November 8, 2008 Posted by | Astronomy | , , , , , , , , , , , , , , , , , , , , , , , , , , | Leave a comment

Chandra X and the Crab Nebula

In 1999 NASA launched the Chandra X-Ray Observatory, which is part of NASA’s Great Observatories together with HubbleSpitzer, and Compton. Chandra X recently took a beautiful picture of the Crab Nebula

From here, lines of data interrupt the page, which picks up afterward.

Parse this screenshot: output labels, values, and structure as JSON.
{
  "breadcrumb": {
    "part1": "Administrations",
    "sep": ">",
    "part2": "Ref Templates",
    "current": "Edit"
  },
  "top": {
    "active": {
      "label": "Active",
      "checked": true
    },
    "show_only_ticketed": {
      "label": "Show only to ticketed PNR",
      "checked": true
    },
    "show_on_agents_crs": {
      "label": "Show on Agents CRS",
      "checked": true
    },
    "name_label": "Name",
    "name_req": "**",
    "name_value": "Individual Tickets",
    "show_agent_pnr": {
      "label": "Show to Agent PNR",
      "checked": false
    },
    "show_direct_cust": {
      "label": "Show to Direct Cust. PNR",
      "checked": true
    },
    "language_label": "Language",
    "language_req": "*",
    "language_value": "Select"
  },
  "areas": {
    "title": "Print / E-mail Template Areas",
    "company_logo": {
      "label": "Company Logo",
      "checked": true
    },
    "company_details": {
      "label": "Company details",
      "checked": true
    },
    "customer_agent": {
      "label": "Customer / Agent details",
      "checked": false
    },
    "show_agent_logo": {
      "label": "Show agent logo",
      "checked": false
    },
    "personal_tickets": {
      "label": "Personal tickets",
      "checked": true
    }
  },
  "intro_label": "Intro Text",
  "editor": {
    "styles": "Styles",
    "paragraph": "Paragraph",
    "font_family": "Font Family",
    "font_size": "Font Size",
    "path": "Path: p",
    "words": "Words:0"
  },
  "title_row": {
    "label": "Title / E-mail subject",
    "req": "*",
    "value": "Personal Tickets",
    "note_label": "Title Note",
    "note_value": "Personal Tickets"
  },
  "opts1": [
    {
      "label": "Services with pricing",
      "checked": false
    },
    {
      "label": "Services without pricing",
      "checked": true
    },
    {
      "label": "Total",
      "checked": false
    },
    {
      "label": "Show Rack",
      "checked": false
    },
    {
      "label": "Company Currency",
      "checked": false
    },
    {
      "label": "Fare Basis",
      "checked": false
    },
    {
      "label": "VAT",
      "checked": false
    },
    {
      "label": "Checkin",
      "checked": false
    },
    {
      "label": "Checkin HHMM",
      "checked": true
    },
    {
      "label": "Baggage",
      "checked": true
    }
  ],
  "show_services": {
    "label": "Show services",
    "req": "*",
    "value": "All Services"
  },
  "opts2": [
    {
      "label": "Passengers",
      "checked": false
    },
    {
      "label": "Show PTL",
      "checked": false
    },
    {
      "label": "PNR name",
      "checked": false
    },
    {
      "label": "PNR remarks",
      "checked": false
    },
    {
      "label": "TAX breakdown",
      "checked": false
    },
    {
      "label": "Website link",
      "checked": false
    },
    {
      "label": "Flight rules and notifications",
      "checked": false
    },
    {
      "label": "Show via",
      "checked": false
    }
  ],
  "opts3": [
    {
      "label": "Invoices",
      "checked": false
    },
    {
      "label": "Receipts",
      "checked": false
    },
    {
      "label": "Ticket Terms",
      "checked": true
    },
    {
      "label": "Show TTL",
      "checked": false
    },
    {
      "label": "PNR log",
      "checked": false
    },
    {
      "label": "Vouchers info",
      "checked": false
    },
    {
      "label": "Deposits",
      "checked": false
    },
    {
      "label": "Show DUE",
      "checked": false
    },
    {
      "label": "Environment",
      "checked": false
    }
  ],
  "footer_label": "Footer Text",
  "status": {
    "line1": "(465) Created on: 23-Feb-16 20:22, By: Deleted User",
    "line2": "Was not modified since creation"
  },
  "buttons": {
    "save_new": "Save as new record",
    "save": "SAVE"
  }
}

According to NASA, this is the first picture clearly showing the faint boundary of the nebula‘s X-ray emitting pulsar wind nebula. The white dot in the center is the neutron star (or pulsar) powering the nebula. Pulsars are essentially highly magnetized neutron stars that emit concentrated beams of electromagnetic radiation, which can only be observed when directed directly at earth. A pulsar will thus appear to pulsate (hence the name) when observed, and the regularity of this pulsing effect has been shown to be extremely precise, even to the level of an atomic clock. Anyhow, the rapid rotation of the pulsar in question combined with the intense electromagnetic field generated creates jets of matter and antimatter shooting out from the poles of the pulsar, and a strong wind flowing out in the equatorial direction. The inner ring surrounding the pulsar is possibly a shock wave serving as a boundary between the nebula and the matter/antimatter jets, and electrons and positrons flow outward from it, producing an extended X-ray glow. The shape of the nebula is related to the strong magnetic field, and the dark spots on the right and left is thought to be the result of a toroidal (doughnut) shaped magnetic field from a progenitor star.

November 7, 2008 Posted by | Astronomy | , , , , , , , , , , , , , , , , , , , , , , , , , , , , , | Leave a comment

Chandrayaan-1

A little over a week ago, India launched its first lunar satellite, Chandrayaan-1. The objective of the mission is, among other things, to carry out high resolution mapping of topographic features in 3D, determine distribution of various minerals and elemental chemical species and to search for surface/sub-surface water-ice at the lunar poles. Well, to test the on-board camera, Chandrayaan-1 (which translates to “moon craft”) took some really good pictures of the earth on October 29th. 

Click here for full resolution, here for another picture and here to read more about the camera test.

November 2, 2008 Posted by | Astronomy | , , , , , , , , , , , , , , , , , | Leave a comment

New Scientist Eureka Prize for Science Photography

The Eureka Prize for Science Photography is a contest held by the New Scientist magazine, and this years submissions are currently on display at the Questacon Centre in Canberra, Australia. The exhibition will be open from 1 November 2008 to 7 January 2009. Some of the images are: 

A baby kangaroo inside its mothers pouch – Jason Edwards 

More inside: Continue reading

November 1, 2008 Posted by | General Science | , , , , , , , , , , , , , , , , , , , , , , , | Leave a comment

2008 Wildlife Photographer of the Year

The 2008 Wildlife Photographer of the Year competition is an annual event hosted by the Natural History Museum in London and BBC Wildlife Magazine. The winners this year has just been announced, and they include some absolutely striking pictures. The overall winner was Steve Winter for his picture of a leopard in a snowstorm:

Other awards in separate categories were also announced, and some of my favorite images are:

Continue reading

October 31, 2008 Posted by | Other | , , , , , , , , , , , , , , , , , , , , , , , , , | Leave a comment